The Organized Program to Initiate Lifesaving Treatment in Hospitalized Patients with Heart Failure (OPTIMIZE-HF) is a registry and performance improvement program for hospitalized HF patients. It not only studies the frequency of the contributing factors, but also seeks to improve the understanding of the extent to which these factors affect clinical outcomes, inpatient length of stay, hospital mortality, early after hospital mortality and death/rehospitalization.
Patients qualified for the study if they were hospitalized for worsening HF or if HF symptoms developed during a hospitalization with another primary diagnosis where HF was the discharge diagnosis. Between March 3, 2003 and December 31, 2004, 48,612 patients at 259 medical centers in the USA were enrolled in the registry. The patients were in community hospitals as well as large tertiary care centers. A 10% subgroup provided 60- to 90-day follow-up data. Mean age was 73.1 years; 52% were women and 71% white. Frequent comorbitities were hypertension, diabetes mellitus, and chronic obstructive pulmonary disease.
At admission the factors that led to the hospitalization were identified and included myocardial ischemia, arrhythmias, nonadherence to medications and diet, pneumonia/respiratory process, hypertension, and deteriorating renal status. The study used multivariate analyses for length of stay, in-hospital mortality, 60- to 90-day follow-up mortality, and death/rehospitalization.
* Twenty-nine thousand eight hundred fourteen of 48,612 patients (61.3%) demonstrated precipitating factors, with the most frequent being respiratory/pneumonia (15.3%), ischemia (14.7%), and arrhythmia (13.5%).
* Pneumonia and deteriorating renal function were associated with higher in-hospital deaths, whereas uncontrolled hypertension was associated with lower in-hospital death.

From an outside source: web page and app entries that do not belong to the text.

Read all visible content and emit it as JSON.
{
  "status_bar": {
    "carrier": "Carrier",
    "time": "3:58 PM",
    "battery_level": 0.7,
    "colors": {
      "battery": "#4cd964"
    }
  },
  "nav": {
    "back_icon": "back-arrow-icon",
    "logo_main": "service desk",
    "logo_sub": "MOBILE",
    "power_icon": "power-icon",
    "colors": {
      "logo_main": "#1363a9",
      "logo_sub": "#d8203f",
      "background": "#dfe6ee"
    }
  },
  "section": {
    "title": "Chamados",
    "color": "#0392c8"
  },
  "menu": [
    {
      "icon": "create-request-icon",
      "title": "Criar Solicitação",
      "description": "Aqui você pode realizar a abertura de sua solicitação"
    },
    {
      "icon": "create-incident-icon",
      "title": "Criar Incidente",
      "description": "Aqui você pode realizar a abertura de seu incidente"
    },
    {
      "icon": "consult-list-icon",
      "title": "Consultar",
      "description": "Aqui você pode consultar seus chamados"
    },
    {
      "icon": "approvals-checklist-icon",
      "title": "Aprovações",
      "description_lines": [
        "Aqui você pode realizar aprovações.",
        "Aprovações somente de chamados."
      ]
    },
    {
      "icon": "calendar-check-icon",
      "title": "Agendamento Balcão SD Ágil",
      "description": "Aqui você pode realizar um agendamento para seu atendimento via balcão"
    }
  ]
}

* Ischemia and deteriorating renal function were also associated with a higher risk of follow-up death, whereas uncontrolled hypertension was associated with a lower risk of death or rehospitalization after the hospital discharge.
The authors indicated that because hypertension is more easily addressed in the hospital with close monitoring and medication adjustments, these patients were able to be discharged more easily than those with other clinical presentations.
Implications for Home Care
By identifying and understanding precipitating factors that led to the original hospitalization, home care clinicians may be able to implement interventions that can prevent rehospitalization. Rigorous influenza and pneumococcal vaccination programs can help address the most common precipitating factor of hospitalization for HF patients—pneumonia/respiratory distress. Monitoring and early identification of deteriorating concomitant conditions is also warranted. HF patients can also be taught self-management strategies such as daily monitoring of blood pressure and daily weights, which can continue to warn of precipitating factors even after the patients are discharged from home care.
© 2010 Lippincott Williams & Wilkins, Inc.